The terrain around Afrin should be favorable for Armor and Mechanized infantry operations, yet the YPG has effectively blunted attacks, and while giving up ground, has recaptured land and villages.

This is not new to the world. The most famous case of this type of military fumble is the US in Vietnam. The world's most powerful army could not defeat a peasant force of irregular guerillas. The US failed to learn from France, another experienced army who could not rein in a smaller force, either in Vietnam or later in Algeria. Russia could not bring the Taliban to heel in Afghanistan, and the US is still trying to do so. 

This brings us back to the Turks in Syria.

The Turks have been in an active conflict with the Kurdistan Workers' Party (PKK) since 1978, and have had very little success on the battlefront. While calling the YPG an active part of the PKK, the Turkish government is continuing its failed military policy. Unlike the PKK, the YPG has never engaged in military operations inside of Turkey. 

It must be wondered if the Turkish operations are designed to be military or just an extension of the Turkish Government's war on anything Kurdish. Back to Clausewitz who said war is just an instrument of policy.

The world at this point must come to realize Turkish policy is the elimination of the Kurds. This extends to removing and jailing any Kurdish politician in office. It has now extended to chasing the former Democratic Union Party (PYD) leader, Salih Muslim, around Europe, trying to get some countries to extradite him to Turkey on terrorism charges. These activities would be funny, were it not for the fact that they show the backward slide of Turkey from a secular Republic to a one-man dictatorship.

The Turks must now, however, face up to the inevitable: they cannot militarily defeat the Syrian Kurds. They can take land and execute civilians, but they will be in a war for the long haul that will drain them of national resources. To add to this, they are losing, or have lost, international support. 

Even the US which, for whatever reason, admits the Turks have an internal problem, are opposed to the Afrin operation and are calling on Turkey to end the invasion and allow the forces in the region to return to fighting IS.

It is unlikely that the Turks will listen since there is no national security or military necessity to what they are doing; they are driven by hatred and racism. Hopefully, the West can openly admit that point and force an end. If not, Turkey will leave Syria much the same way the US left Vietnam.

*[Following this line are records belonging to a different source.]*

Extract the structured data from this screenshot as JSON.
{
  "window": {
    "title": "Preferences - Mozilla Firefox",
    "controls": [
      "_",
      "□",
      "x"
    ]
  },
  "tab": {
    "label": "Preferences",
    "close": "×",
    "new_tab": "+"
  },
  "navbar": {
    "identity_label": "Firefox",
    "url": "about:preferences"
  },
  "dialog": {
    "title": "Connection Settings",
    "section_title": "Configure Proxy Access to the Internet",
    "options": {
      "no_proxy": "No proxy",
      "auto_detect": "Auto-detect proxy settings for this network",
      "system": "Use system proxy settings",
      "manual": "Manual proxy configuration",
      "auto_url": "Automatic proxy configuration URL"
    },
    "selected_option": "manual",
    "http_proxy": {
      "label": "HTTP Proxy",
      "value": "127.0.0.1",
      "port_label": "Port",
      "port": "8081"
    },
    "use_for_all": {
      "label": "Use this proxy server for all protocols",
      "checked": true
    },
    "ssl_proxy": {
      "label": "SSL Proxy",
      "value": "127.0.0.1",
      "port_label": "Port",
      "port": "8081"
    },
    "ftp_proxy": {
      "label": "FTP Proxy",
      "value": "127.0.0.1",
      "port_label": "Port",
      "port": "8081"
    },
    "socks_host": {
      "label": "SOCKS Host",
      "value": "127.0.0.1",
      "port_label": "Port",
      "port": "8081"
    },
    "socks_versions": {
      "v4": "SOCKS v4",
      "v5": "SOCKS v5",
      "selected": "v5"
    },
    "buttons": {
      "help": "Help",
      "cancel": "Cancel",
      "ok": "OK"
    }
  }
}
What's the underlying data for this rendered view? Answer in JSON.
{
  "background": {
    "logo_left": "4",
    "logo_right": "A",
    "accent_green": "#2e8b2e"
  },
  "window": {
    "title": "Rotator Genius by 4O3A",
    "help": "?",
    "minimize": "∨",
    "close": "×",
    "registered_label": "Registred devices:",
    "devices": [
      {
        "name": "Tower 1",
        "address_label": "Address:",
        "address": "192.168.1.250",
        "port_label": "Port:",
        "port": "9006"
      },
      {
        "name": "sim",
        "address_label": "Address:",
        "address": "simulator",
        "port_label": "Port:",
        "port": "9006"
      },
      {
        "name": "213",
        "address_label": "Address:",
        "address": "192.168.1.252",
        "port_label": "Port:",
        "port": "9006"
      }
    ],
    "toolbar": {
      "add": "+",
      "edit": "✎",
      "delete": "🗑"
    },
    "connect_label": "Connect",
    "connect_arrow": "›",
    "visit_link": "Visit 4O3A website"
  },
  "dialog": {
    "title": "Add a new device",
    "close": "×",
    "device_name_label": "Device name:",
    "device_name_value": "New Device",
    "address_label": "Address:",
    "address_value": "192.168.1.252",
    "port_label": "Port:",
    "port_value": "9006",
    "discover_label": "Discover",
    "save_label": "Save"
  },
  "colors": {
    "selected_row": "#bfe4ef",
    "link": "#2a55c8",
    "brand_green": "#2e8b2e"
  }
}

Paul Davis is a retired US Army military intelligence officer. He has been a consultant to the American intelligence community specializing in the Middle East with a concentration on Kurdish affairs. Currently, he is the President of the consulting firm JANUS Think in Washington DC. 

The views expressed in this article are those of the author and do not necessarily reflect the position of Kurdistan 24.

Editing by Nadia Riva